Via: Ideas Matter

Friday, October 14, 2011

Quote of the Day: Ron Alsop

When Gretchen Neels, a Boston-based consultant, was coaching a group of college students for job interviews, she asked them how they believe employers view them. She gave them a clue, telling them that the word she was looking for begins with the letter "e." One young man shouted out, "excellent." Other students chimed in with "enthusiastic" and "energetic." Not even close. The correct answer, she said, is "entitled." "Huh?" the students responded, surprised and even hurt to think that managers are offended by their highfalutin opinions of themselves.

If there is one overriding perception of the millennial generation, it's that these young people have great -- and sometimes outlandish -- expectations. Employers realize the millennials are their future work force, but they are concerned about this generation's desire to shape their jobs to fit their lives rather than adapt their lives to the workplace.

~ Ron Alsop, from The 'Trophy Kids' Go to Work

Economic Freedom and Quality of Life

The Green Jobs Answer Man

Thursday, October 13, 2011

Quote of the Day: Thomas Sowell

To believe in personal responsibility would be to destroy the whole special role of the anointed, whose vision casts them in the role of rescuers of people treated unfairly by “society.”

~ Thomas Sowell, from The Vision of the Anointed: Self-Congratulation as a Basis for Social Policy

Wednesday, October 12, 2011

Quote of the Day: Peter Wallison

There is no mystery where the Occupy Wall Street movement came from: It is an offspring of the same false narrative about the causes of the financial crisis that exculpated the government and brought us the Dodd-Frank Act. According to this story, the financial crisis and ensuing deep recession was caused by a reckless private sector driven by greed and insufficiently regulated. It is no wonder that people who hear this tale repeated endlessly in the media turn on Wall Street to express their frustration with the current conditions in the economy.

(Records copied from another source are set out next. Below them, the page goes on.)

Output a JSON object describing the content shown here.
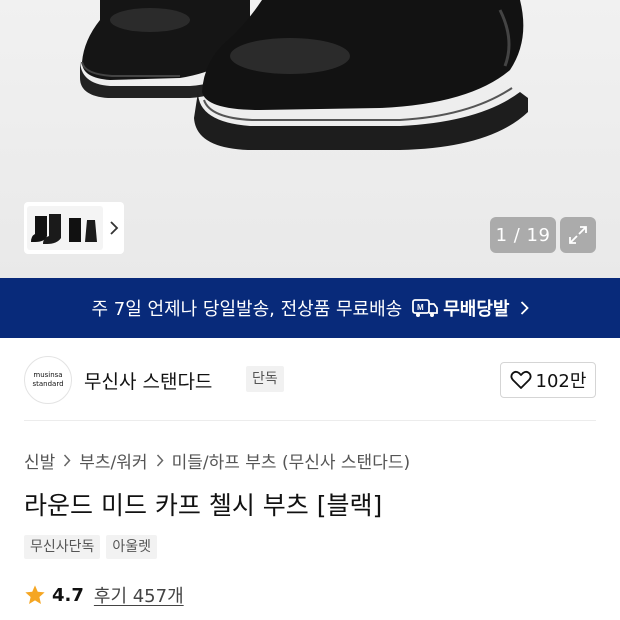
{
  "hero": {
    "counter": "1 / 19"
  },
  "banner": {
    "promo_text": "주 7일 언제나 당일발송, 전상품 무료배송",
    "brand_text": "무배당발"
  },
  "brand": {
    "logo_line1": "musinsa",
    "logo_line2": "standard",
    "name": "무신사 스탠다드",
    "badge": "단독",
    "like_count": "102만"
  },
  "breadcrumb": [
    "신발",
    "부츠/워커",
    "미들/하프 부츠 (무신사 스탠다드)"
  ],
  "product": {
    "title": "라운드 미드 카프 첼시 부츠 [블랙]",
    "tags": [
      "무신사단독",
      "아울렛"
    ],
    "rating": "4.7",
    "reviews": "후기 457개"
  },
  "colors": {
    "banner_bg": "#082a7a",
    "star": "#f5a623"
  },
  "icons": [
    "chevron-right-icon",
    "expand-icon",
    "delivery-truck-icon",
    "heart-icon",
    "star-icon"
  ]
}
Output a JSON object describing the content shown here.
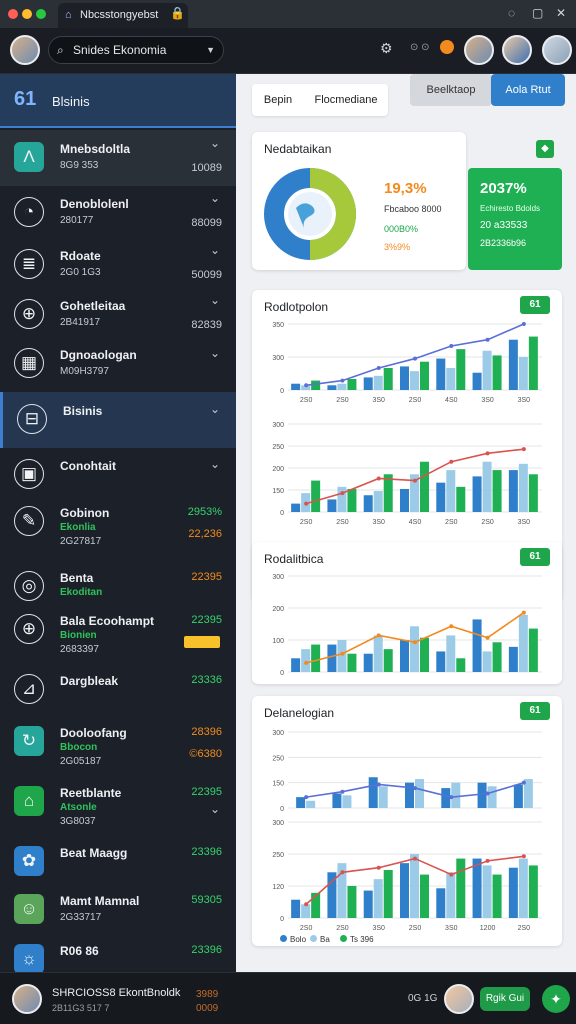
{
  "browser": {
    "tab_title": "Nbcsstongyebst",
    "tab_close": "×"
  },
  "topbar": {
    "search_value": "Snides Ekonomia"
  },
  "sidebar": {
    "header": {
      "logo": "61",
      "title": "Blsinis"
    },
    "items": [
      {
        "title": "Mnebsdoltla",
        "sub": "8G9 353",
        "value": "10089",
        "icon": "Λ",
        "icon_name": "chart-peak-icon"
      },
      {
        "title": "Denoblolenl",
        "sub": "280177",
        "value": "88099",
        "icon": "◔",
        "icon_name": "dial-icon"
      },
      {
        "title": "Rdoate",
        "sub": "2G0 1G3",
        "value": "50099",
        "icon": "≣",
        "icon_name": "document-list-icon"
      },
      {
        "title": "Gohetleitaa",
        "sub": "2B41917",
        "value": "82839",
        "icon": "⊕",
        "icon_name": "globe-icon"
      },
      {
        "title": "Dgnoaologan",
        "sub": "M09H3797",
        "value": "",
        "icon": "▦",
        "icon_name": "grid-icon"
      },
      {
        "title": "Bisinis",
        "sub": "",
        "value": "",
        "icon": "⊟",
        "icon_name": "building-icon"
      },
      {
        "title": "Conohtait",
        "sub": "",
        "value": "",
        "icon": "▣",
        "icon_name": "calendar-icon"
      },
      {
        "title": "Gobinon",
        "sub2": "Ekonlia",
        "sub": "2G27817",
        "value": "2953%",
        "value2": "22,236",
        "icon": "✎",
        "icon_name": "tools-icon"
      },
      {
        "title": "Benta",
        "sub2": "Ekoditan",
        "sub": "",
        "value": "22395",
        "icon": "◎",
        "icon_name": "target-icon"
      },
      {
        "title": "Bala Ecoohampt",
        "sub2": "Bionien",
        "sub": "2683397",
        "value": "22395",
        "icon": "⊕",
        "icon_name": "leaf-globe-icon"
      },
      {
        "title": "Dargbleak",
        "sub": "",
        "value": "23336",
        "icon": "⊿",
        "icon_name": "ramp-icon"
      },
      {
        "title": "Dooloofang",
        "sub2": "Bbocon",
        "sub": "2G05187",
        "value": "28396",
        "value2": "©6380",
        "icon": "↻",
        "icon_name": "recycle-icon"
      },
      {
        "title": "Reetblante",
        "sub2": "Atsonle",
        "sub": "3G8037",
        "value": "22395",
        "icon": "⌂",
        "icon_name": "home-leaf-icon"
      },
      {
        "title": "Beat Maagg",
        "sub": "",
        "value": "23396",
        "icon": "✿",
        "icon_name": "tree-icon"
      },
      {
        "title": "Mamt Mamnal",
        "sub": "2G33717",
        "value": "59305",
        "icon": "☺",
        "icon_name": "person-icon"
      },
      {
        "title": "R06 86",
        "sub": "",
        "value": "23396",
        "icon": "☼",
        "icon_name": "gear-eco-icon"
      }
    ]
  },
  "toolbar": {
    "tab1": "Bepin",
    "tab2": "Flocmediane",
    "btn1": "Beelktaop",
    "btn2": "Aola Rtut"
  },
  "overview": {
    "title": "Nedabtaikan",
    "pct1": "19,3%",
    "line1": "Fbcaboo 8000",
    "line2": "000B0%",
    "line3": "3%9%",
    "green_big": "2037%",
    "green_l1": "Echiresto Bdolds",
    "green_l2": "20 a33533",
    "green_l3": "2B2336b96",
    "ring": {
      "blue": 0.48,
      "green": 0.52
    }
  },
  "charts": [
    {
      "title": "Rodlotpolon",
      "badge": "61"
    },
    {
      "title": "Rodalitbica",
      "badge": "61"
    },
    {
      "title": "Delanelogian",
      "badge": "61"
    }
  ],
  "chart_data": [
    {
      "type": "bar",
      "title": "Rodlotpolon",
      "categories": [
        "2S0",
        "2S0",
        "3S0",
        "2S0",
        "4S0",
        "3S0",
        "3S0"
      ],
      "ylim": [
        0,
        300
      ],
      "yticks": [
        "0",
        "300",
        "350"
      ],
      "series": [
        {
          "values": [
            40,
            30,
            80,
            150,
            200,
            110,
            320
          ]
        },
        {
          "values": [
            30,
            40,
            90,
            120,
            140,
            250,
            210
          ]
        },
        {
          "values": [
            60,
            70,
            140,
            180,
            260,
            220,
            340
          ]
        }
      ],
      "line": [
        30,
        60,
        140,
        200,
        280,
        320,
        420
      ]
    },
    {
      "type": "bar",
      "title": "Rodlotpolon",
      "categories": [
        "2S0",
        "2S0",
        "3S0",
        "4S0",
        "2S0",
        "2S0",
        "3S0"
      ],
      "ylim": [
        0,
        300
      ],
      "yticks": [
        "0",
        "150",
        "200",
        "250",
        "300"
      ],
      "series": [
        {
          "values": [
            40,
            60,
            80,
            110,
            140,
            170,
            200
          ]
        },
        {
          "values": [
            90,
            120,
            100,
            180,
            200,
            240,
            230
          ]
        },
        {
          "values": [
            150,
            110,
            180,
            240,
            120,
            200,
            180
          ]
        }
      ],
      "line": [
        40,
        90,
        160,
        150,
        240,
        280,
        300
      ]
    },
    {
      "type": "bar",
      "title": "Rodalitbica",
      "categories": [],
      "ylim": [
        0,
        300
      ],
      "yticks": [
        "0",
        "100",
        "200",
        "300"
      ],
      "series": [
        {
          "values": [
            60,
            120,
            80,
            140,
            90,
            230,
            110
          ]
        },
        {
          "values": [
            100,
            140,
            160,
            200,
            160,
            90,
            250
          ]
        },
        {
          "values": [
            120,
            80,
            100,
            150,
            60,
            130,
            190
          ]
        }
      ],
      "line": [
        40,
        80,
        160,
        130,
        200,
        150,
        260
      ]
    },
    {
      "type": "bar",
      "title": "Delanelogian",
      "categories": [],
      "ylim": [
        0,
        300
      ],
      "yticks": [
        "0",
        "150",
        "250",
        "300"
      ],
      "series": [
        {
          "values": [
            60,
            80,
            170,
            140,
            110,
            140,
            130
          ]
        },
        {
          "values": [
            40,
            70,
            120,
            160,
            140,
            120,
            160
          ]
        }
      ],
      "line": [
        60,
        90,
        130,
        110,
        60,
        80,
        140
      ]
    },
    {
      "type": "bar",
      "title": "Delanelogian",
      "categories": [
        "2S0",
        "2S0",
        "3S0",
        "2S0",
        "3S0",
        "1200",
        "2S0"
      ],
      "ylim": [
        0,
        300
      ],
      "yticks": [
        "0",
        "120",
        "250",
        "300"
      ],
      "series": [
        {
          "values": [
            80,
            200,
            120,
            240,
            130,
            260,
            220
          ]
        },
        {
          "values": [
            60,
            240,
            170,
            280,
            200,
            230,
            260
          ]
        },
        {
          "values": [
            110,
            140,
            210,
            190,
            260,
            190,
            230
          ]
        }
      ],
      "line": [
        60,
        200,
        220,
        260,
        190,
        250,
        270
      ],
      "legend": [
        "Bolo",
        "Ba",
        "Ts 396"
      ]
    }
  ],
  "bottom": {
    "user": "SHRCIOSS8 EkontBnoldk",
    "user_sub": "2B11G3 517 7",
    "right_text": "0G 1G",
    "btn": "Rgik Gui",
    "val1": "3989",
    "val2": "0009"
  },
  "colors": {
    "accent": "#3f7fd1",
    "green": "#1fa54a",
    "orange": "#f28a1e",
    "blue": "#2f7fca",
    "lightblue": "#9ccbe8",
    "lime": "#8dc63f"
  }
}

Their anger should be directed at those who developed and supported the federal government's housing policies that were responsible for the financial crisis....

Beginning in 1992, the government required Fannie Mae and Freddie Mac to direct a substantial portion of their mortgage financing to borrowers who were at or below the median income in their communities. The original legislative quota was 30%. But the Department of Housing and Urban Development was given authority to adjust it, and through the Bill Clinton and George W. Bush administrations HUD raised the quota to 50% by 2000 and 55% by 2007

When the bubble deflated in 2007, an unprecedented number of weak mortgages went into default, driving down housing prices throughout the U.S. and throwing Fannie and Freddie into insolvency. Seeing these sudden losses, investors fled from the market for privately issued MBS, and mark-to-market accounting required banks and others to write down the value of their mortgage-backed assets to the distress levels in a market that now had few buyers. This raised questions about the solvency and liquidity of the largest financial institutions and began a period of great investor anxiety.

The government's rescue of Bear Stearns in March 2008 temporarily calmed the market. But it created significant moral hazard: Market participants were led to believe that the government would rescue all large financial institutions. When Lehman Brothers was allowed to fail in September, investors panicked. They withdrew their funds from the institutions that held large amounts of privately issued MBS, causing banks and others—such as investment banks, finance companies and insurers—to hoard cash against the risk of further withdrawals. Their refusal to lend to one another in these conditions froze credit markets, bringing on what we now call the financial crisis.

The narrative that came out of these events—largely propagated by government officials and accepted by a credulous media—was that the private sector's greed and risk-taking caused the financial crisis and the government's policies were not responsible. This narrative stimulated the punitive Dodd-Frank Act—fittingly named after Congress's two key supporters of the government's destructive housing policies. It also gave us the occupiers of Wall Street.

~ Peter Wallison, from Wall Street's Gullible Occupiers